"There are several perks and extras regarding credit cards that folks should be aware of, especially as they age and their purchasing habits shift," says David Bakke, a finance expert for MoneyCrashers.

These are some of our favorite credit cards for you to compare.

A credit card for more stable finances

When you were younger, a low interest credit card might have been the most important factor in choosing a credit card. This makes sense: When you make less money -- as you often will in your 20s -- you're never sure if you'll have enough dollars at the end of the month to pay your credit card balance in full. A lower interest rate helps keep your credit card debt under some control.

But how does that change once you’ve reached the big 3-0 and you're more established in the working world? Hopefully, your salary and your savings have grown. Now you don't worry about paying off your balance in full each month, meaning that a low interest rate is no longer the most important feature of your new credit card.
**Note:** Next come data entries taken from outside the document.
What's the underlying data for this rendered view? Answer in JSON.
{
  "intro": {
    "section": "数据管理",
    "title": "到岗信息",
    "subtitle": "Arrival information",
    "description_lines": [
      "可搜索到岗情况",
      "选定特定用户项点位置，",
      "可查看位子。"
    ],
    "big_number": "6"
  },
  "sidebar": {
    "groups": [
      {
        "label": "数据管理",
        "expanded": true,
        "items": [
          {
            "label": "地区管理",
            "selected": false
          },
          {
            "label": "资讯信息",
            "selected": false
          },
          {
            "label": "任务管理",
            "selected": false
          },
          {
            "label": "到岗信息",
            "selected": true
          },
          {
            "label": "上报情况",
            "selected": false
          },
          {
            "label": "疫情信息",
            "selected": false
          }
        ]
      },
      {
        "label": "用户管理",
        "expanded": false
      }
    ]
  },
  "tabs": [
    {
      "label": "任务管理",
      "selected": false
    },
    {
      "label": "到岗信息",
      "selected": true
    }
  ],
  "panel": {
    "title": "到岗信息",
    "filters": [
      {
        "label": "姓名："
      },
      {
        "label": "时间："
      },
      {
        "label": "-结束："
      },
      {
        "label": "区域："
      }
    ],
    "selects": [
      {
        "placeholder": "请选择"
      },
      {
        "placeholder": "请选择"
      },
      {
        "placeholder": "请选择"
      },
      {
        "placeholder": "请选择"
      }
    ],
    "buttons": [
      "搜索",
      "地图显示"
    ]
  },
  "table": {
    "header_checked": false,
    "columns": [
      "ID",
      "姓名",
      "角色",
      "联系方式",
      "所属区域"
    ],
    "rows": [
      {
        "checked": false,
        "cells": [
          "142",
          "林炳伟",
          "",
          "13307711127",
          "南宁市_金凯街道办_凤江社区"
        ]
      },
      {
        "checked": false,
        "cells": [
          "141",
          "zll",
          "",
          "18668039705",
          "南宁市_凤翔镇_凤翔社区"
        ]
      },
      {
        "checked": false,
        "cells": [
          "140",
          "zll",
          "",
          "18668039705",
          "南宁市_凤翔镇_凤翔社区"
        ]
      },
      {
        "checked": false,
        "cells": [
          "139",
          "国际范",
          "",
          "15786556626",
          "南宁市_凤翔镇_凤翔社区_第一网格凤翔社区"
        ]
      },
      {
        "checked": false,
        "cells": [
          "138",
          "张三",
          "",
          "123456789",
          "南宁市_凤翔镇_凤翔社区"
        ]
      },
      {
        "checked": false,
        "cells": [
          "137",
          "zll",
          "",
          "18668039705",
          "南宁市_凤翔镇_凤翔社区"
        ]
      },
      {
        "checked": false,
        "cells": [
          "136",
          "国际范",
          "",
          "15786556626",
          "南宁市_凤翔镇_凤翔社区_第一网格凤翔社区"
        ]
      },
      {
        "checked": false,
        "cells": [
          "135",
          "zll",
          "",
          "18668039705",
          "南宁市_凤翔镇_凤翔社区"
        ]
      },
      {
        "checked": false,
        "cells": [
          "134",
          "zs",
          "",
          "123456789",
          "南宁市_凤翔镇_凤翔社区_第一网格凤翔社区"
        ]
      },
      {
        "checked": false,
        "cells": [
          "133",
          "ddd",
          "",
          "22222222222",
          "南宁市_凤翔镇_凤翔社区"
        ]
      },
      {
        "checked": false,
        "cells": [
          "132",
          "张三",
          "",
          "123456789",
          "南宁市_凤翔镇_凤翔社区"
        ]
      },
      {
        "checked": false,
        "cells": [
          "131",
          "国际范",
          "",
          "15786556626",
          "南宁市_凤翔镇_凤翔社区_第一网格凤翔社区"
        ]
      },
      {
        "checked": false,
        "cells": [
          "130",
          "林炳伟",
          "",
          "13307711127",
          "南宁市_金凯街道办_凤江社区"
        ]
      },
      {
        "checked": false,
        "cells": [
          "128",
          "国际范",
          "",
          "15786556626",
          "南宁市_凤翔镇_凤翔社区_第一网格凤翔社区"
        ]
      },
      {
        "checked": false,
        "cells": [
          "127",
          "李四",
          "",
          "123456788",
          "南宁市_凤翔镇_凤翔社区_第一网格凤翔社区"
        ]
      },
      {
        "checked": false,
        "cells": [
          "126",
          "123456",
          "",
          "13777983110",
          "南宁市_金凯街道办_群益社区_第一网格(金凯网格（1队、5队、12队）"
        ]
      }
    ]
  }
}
Instead, you might choose to look at the perks which compliment increased disposable income: earn free airline miles, generate high cash-back rewards or provide travel services such as free baggage check-ins on airline flights.

Changing your credit card to accommodate family life

Maybe your 30s marks the start of an expanding family. A new family also might mean more trips to the grocery store and more visits to the gas station as you ferry your children from soccer games to preschool classes. A credit card that provides you with rewards every time you fill your tank or buy groceries.

Having young children might mean, too, that you rarely eat out at high-end restaurants. You might no longer need a credit card that provides you rewards for restaurant meals.

Your first home means different fiscal responsibilities

Hitting your 30s often comes with another important milestone, your first home. If you're a new homeowner, you'll want a credit card that provides generous reward points for purchases you make at home improvement stores such as Home Depot and Lowe's. As any homeowner will tell you, you'll spend plenty on paint, nails and scrapers when you buy a new home.

Or you might go with a credit card that simply offers plenty of reward points on most any purchase you can make. You won't only be buying tools and home improvement supplies after becoming a homeowner. Buying a new home means trips to the furniture store for a new couch and visits to department stores for a new refrigerator or washing machine. Cards that earn generous cash-back rewards for general purchases are always a good fit for new homeowners.

Your credit score has improved

Hitting your 30s also means that you've built a credit history, hopefully a good one. Your three-digit credit score is a key number. Lenders and banks use it to determine how responsible you've been with your credit in the past. If your score is high -- 740 or higher on the popular FICO scale -- you'll qualify for the lowest interest rates on mortgage loans, auto loans and credit cards.

You get this higher score by paying your bills on time and keeping low balances on existing credit cards. If you've done this, and your credit score reflects it, you might be able to qualify for credit cards with more perks and lower interest rates. Why not take advantage of this and trade in that credit card from your 20s that comes with no rewards and a higher interest rate?

The better your credit score, the more likely you are to find a credit card loaded with perks, said Bruce McClary, vice president of public relations and external affairs with the National Foundation for Credit Counseling.

"People in their 30s and 40s are looking for perks, so cards that offer cash back or reward points are most attractive," McClary says. "Look for cards that offer the type of reward you are most likely to use, and read the fine print to uncover any obstacles that could make it difficult to cash in on points."

 Your credit card should advance with you

As you advance in your career, it's natural to take on more responsibility at your job. This often means that you'll be traveling more for business, too. That's why G.E. Moon, a business owner based in Olympia, Washington recommends that 30-somethings choose a credit card that gives them the opportunity to earn free airline miles.

This is one perk that can make those long business trips more enjoyable, Moon said. Not only can you earn free miles, your credit card might also give you free access to airport lounges across the country, let you check bags for free or let you slip into the always shorter TSA pre-check line instead of the regular security queue at the airport.

Regardless of  how your life progresses from your 20s to your 30s its important for your credit card to advance with you.

0 Comments

Be the first to comment!

Start Here

Search. Compare. Apply.

Featured Partner Cards

loading